Data records:
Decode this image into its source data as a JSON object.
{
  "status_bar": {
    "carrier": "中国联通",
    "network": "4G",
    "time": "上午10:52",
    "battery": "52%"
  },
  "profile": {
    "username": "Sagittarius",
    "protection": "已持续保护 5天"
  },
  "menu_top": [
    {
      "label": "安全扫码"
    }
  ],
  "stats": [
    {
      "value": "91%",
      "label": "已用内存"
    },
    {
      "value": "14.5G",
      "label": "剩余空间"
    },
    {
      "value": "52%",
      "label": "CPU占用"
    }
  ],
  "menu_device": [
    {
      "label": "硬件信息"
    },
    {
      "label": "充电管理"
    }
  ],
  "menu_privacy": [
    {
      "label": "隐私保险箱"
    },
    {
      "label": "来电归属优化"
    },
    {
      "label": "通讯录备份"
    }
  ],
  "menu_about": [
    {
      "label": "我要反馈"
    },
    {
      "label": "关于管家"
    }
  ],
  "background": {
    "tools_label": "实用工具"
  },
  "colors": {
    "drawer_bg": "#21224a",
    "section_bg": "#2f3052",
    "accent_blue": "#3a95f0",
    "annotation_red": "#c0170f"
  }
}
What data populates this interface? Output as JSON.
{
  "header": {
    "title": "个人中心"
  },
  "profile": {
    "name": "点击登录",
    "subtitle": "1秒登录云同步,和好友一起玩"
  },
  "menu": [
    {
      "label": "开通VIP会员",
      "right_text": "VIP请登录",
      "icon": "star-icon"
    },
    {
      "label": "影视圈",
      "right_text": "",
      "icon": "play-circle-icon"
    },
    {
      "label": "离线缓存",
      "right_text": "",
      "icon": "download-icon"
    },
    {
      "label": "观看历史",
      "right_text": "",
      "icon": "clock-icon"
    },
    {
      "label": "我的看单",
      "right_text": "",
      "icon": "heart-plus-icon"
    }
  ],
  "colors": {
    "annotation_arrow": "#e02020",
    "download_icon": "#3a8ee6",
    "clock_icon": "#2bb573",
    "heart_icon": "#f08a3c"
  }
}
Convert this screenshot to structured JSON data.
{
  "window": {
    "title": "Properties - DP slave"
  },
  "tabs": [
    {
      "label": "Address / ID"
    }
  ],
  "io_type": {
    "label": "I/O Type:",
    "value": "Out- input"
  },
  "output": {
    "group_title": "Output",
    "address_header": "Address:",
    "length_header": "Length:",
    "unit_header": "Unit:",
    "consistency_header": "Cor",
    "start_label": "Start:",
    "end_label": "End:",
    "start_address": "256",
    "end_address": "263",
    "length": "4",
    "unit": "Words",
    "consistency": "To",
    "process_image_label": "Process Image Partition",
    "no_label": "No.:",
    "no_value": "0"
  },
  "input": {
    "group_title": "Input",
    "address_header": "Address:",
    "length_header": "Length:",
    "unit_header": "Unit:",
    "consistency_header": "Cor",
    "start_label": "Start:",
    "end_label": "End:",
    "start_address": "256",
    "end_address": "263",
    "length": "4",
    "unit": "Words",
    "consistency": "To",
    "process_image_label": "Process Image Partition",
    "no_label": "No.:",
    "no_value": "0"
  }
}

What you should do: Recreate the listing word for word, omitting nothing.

Task response:
Decode this image into its source data as a JSON object.
{
  "status_bar": {
    "carrier": "中国联通",
    "network": "4G",
    "time": "上午10:52",
    "battery": "52%"
  },
  "profile": {
    "username": "Sagittarius",
    "protection": "已持续保护 5天"
  },
  "menu_top": [
    {
      "label": "安全扫码"
    }
  ],
  "stats": [
    {
      "value": "91%",
      "label": "已用内存"
    },
    {
      "value": "14.5G",
      "label": "剩余空间"
    },
    {
      "value": "52%",
      "label": "CPU占用"
    }
  ],
  "menu_device": [
    {
      "label": "硬件信息"
    },
    {
      "label": "充电管理"
    }
  ],
  "menu_privacy": [
    {
      "label": "隐私保险箱"
    },
    {
      "label": "来电归属优化"
    },
    {
      "label": "通讯录备份"
    }
  ],
  "menu_about": [
    {
      "label": "我要反馈"
    },
    {
      "label": "关于管家"
    }
  ],
  "background": {
    "tools_label": "实用工具"
  },
  "colors": {
    "drawer_bg": "#21224a",
    "section_bg": "#2f3052",
    "accent_blue": "#3a95f0",
    "annotation_red": "#c0170f"
  }
}
What data populates this interface? Output as JSON.
{
  "header": {
    "title": "个人中心"
  },
  "profile": {
    "name": "点击登录",
    "subtitle": "1秒登录云同步,和好友一起玩"
  },
  "menu": [
    {
      "label": "开通VIP会员",
      "right_text": "VIP请登录",
      "icon": "star-icon"
    },
    {
      "label": "影视圈",
      "right_text": "",
      "icon": "play-circle-icon"
    },
    {
      "label": "离线缓存",
      "right_text": "",
      "icon": "download-icon"
    },
    {
      "label": "观看历史",
      "right_text": "",
      "icon": "clock-icon"
    },
    {
      "label": "我的看单",
      "right_text": "",
      "icon": "heart-plus-icon"
    }
  ],
  "colors": {
    "annotation_arrow": "#e02020",
    "download_icon": "#3a8ee6",
    "clock_icon": "#2bb573",
    "heart_icon": "#f08a3c"
  }
}
Convert this screenshot to structured JSON data.
{
  "window": {
    "title": "Properties - DP slave"
  },
  "tabs": [
    {
      "label": "Address / ID"
    }
  ],
  "io_type": {
    "label": "I/O Type:",
    "value": "Out- input"
  },
  "output": {
    "group_title": "Output",
    "address_header": "Address:",
    "length_header": "Length:",
    "unit_header": "Unit:",
    "consistency_header": "Cor",
    "start_label": "Start:",
    "end_label": "End:",
    "start_address": "256",
    "end_address": "263",
    "length": "4",
    "unit": "Words",
    "consistency": "To",
    "process_image_label": "Process Image Partition",
    "no_label": "No.:",
    "no_value": "0"
  },
  "input": {
    "group_title": "Input",
    "address_header": "Address:",
    "length_header": "Length:",
    "unit_header": "Unit:",
    "consistency_header": "Cor",
    "start_label": "Start:",
    "end_label": "End:",
    "start_address": "256",
    "end_address": "263",
    "length": "4",
    "unit": "Words",
    "consistency": "To",
    "process_image_label": "Process Image Partition",
    "no_label": "No.:",
    "no_value": "0"
  }
}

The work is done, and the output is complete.